These days, there are a lot of easy ways to design website content. You’ll find drag-and-drop solutions, website builders, and even full Content Management Systems (CMS). However, these tools can only take you so far.
If you want to create truly original designs – rather than risk ending up with a copy-cat website – it pays to learn a little coding. The best place to start is with Cascading Style Sheets (CSS), a language that enables you to control how elements on a web page are presented.
In this post, we’ll explain what CSS is and how it works, in beginner-friendly terms. Then we’ll help you get started on the road to learning CSS – which is easier than you might expect. Let’s jump right in!
The Fundamental Building Blocks of a Website
Even if you don’t have much technical experience, you probably know that programs and websites are created using various coding languages. This can make it a little intimidating to consider going ‘under the hood’ to make custom changes on your own site.
However, the basic languages used for building websites are more user-friendly than your standard programming language. The three most important of these are:
- HTML: Hypertext Markup Language (HTML) is how web pages are ‘built’. It determines what types of elements appear on the page, and where.
- CSS: This language is designed to be used alongside a ‘markup’ language like HTML. CSS defines how HTML elements are formatted – controlling their layout, colors, fonts, and so on.
These descriptions are a simplification, of course, and all three languages are well worth learning about. For designers, however, CSS is the most crucial. Let’s look at how this particular language works in more detail.
What CSS Is and How It Works
Remember how we said that HTML is a ‘markup language’? CSS, on the other hand, is a ‘style sheet language’. This is a useful descriptor, since it lets you know what CSS is all about – styling and presentation.
While you can add CSS directly to a specific web page’s code, this isn’t considered a best practice. Instead, designers create style sheets, which are separate files that contain just CSS code. There are a few important things to understand about these files:
- One CSS style sheet can contain rules that affect the styling of multiple pages on a site. When any one of those pages are visited, the style sheet code is accessed, and it determines how the HTML that makes up the page is displayed.
- A site typically contains multiple style sheets, each governing one or more pages. You might have one style sheet for your home page, for example, another for all other pages, and a third for blog posts.
- By editing style sheets or adding new ones to your site, you can change its appearance and layout without affecting any of the actual content (which is determined by HTML instead).
Again, this system is more complex than these simple rules suggest. Still, this should be enough to give you a sense for what style sheets do and why they matter.
An Example of CSS in Action
By now, you may be wondering what’s contained in the style sheets we’ve been talking about. Here’s an example of what a website style sheet looks like:
A style sheet can contain as much or as little information as needed. Typically, it includes rules that govern a page’s layout and formatting, along with the colors, fonts, and other styling information for individual elements (such as text).

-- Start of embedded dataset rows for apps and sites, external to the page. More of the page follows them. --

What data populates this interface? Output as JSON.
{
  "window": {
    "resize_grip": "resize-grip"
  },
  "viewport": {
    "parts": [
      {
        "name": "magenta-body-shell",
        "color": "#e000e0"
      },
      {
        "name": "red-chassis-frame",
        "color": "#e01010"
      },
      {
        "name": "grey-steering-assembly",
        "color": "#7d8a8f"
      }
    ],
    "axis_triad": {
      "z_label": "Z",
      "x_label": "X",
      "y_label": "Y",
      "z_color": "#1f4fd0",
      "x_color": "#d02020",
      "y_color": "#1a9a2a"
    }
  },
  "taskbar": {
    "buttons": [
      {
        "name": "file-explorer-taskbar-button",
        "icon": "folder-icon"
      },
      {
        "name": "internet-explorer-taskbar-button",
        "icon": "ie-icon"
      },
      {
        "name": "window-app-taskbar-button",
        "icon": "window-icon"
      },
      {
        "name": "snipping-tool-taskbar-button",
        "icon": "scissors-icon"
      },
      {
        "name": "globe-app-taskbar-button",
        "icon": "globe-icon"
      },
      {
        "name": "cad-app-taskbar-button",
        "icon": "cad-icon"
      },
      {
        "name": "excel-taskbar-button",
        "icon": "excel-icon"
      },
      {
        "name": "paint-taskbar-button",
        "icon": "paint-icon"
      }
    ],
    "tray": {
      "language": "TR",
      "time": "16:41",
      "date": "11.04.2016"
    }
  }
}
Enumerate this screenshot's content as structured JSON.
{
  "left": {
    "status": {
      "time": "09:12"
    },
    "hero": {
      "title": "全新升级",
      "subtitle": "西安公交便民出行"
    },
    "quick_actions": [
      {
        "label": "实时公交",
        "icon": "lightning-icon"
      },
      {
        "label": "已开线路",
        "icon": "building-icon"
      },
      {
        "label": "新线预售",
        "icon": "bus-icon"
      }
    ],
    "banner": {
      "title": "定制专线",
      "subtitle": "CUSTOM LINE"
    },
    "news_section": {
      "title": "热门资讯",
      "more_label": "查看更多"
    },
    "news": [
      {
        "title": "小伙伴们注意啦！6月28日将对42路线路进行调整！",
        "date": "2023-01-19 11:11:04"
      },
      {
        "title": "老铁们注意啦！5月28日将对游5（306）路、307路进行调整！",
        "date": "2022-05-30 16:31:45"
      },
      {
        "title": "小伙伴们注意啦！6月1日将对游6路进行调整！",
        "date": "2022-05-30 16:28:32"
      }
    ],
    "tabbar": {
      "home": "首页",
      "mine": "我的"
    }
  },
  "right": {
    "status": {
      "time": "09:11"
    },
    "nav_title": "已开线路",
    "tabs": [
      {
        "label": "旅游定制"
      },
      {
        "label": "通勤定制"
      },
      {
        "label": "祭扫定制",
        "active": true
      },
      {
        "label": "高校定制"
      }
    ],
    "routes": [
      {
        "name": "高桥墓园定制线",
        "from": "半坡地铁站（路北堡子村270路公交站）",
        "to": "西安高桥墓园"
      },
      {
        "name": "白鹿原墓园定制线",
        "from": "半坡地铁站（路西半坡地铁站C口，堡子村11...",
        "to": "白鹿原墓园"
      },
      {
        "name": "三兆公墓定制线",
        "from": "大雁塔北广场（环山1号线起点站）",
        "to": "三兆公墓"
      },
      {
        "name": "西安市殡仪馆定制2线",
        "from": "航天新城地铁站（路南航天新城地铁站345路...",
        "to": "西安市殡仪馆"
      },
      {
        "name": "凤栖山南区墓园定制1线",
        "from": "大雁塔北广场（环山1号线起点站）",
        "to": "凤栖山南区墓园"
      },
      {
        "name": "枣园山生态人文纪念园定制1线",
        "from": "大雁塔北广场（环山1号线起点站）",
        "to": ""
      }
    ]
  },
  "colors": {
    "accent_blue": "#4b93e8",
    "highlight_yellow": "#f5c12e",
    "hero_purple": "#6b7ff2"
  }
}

Let’s look at a simple example of CSS code:
The “p” is called a ‘selector’, which indicates what element the code should effect. In this case, “p” stands for paragraph. That means the following rules will be applied to all elements that are marked as paragraphs in the relevant pages’ HTML.
The next few lines are fairly self-explanatory. They determine the font family, size, and color for all text within those paragraphs. If you change color:green to color:blue, the text on the page will change color accordingly. These lines are also surrounded by brackets, so it’s clear which rules within the style sheet apply to which elements.
How You Can Learn More About CSS
While the above example is very basic, hopefully you can start to see the applications when it comes to website design. Using CSS, you can indicate any specific element on a page, and decide exactly what it will look like, how big it will be, and so on.
The best way to learn how to use CSS is to jump in and start experimenting. Set up a private testing website using a CMS that enables you to access style sheets easily, such as WordPress. Then, practice making changes and seeing what happens on the front end of your site. It’s a lot easier to learn through incremental tweaking than to try creating a new style sheet from scratch.
There are also plenty of handy resources that can help you learn more about CSS. One of the best – and the one we’d suggest starting with – is the W3Schools CSS Tutorial:
This interactive series of lessons will walk you through the language step by step, teaching you the fundamental terminology and giving you plenty of opportunities to practice.
Design and coding may seem like two entirely different skill sets. When it comes to websites, however, the two are inextricably linked. Fortunately, anyone who wants to learn how to design web pages has access to a language that’s designed to be as user-friendly as possible – CSS.
By making changes to a website’s CSS, you can get near-total control over its layout and appearance. What’s more, since your edits are contained in style sheets, you can alter the site’s look without affecting its content. The best way to learn CSS is to start experimenting with it on a practice site, and to check out beginner tutorials such as the one offered by W3Schools.
Do you have any questions about how to use CSS as a designer? Let us know in the comments section below!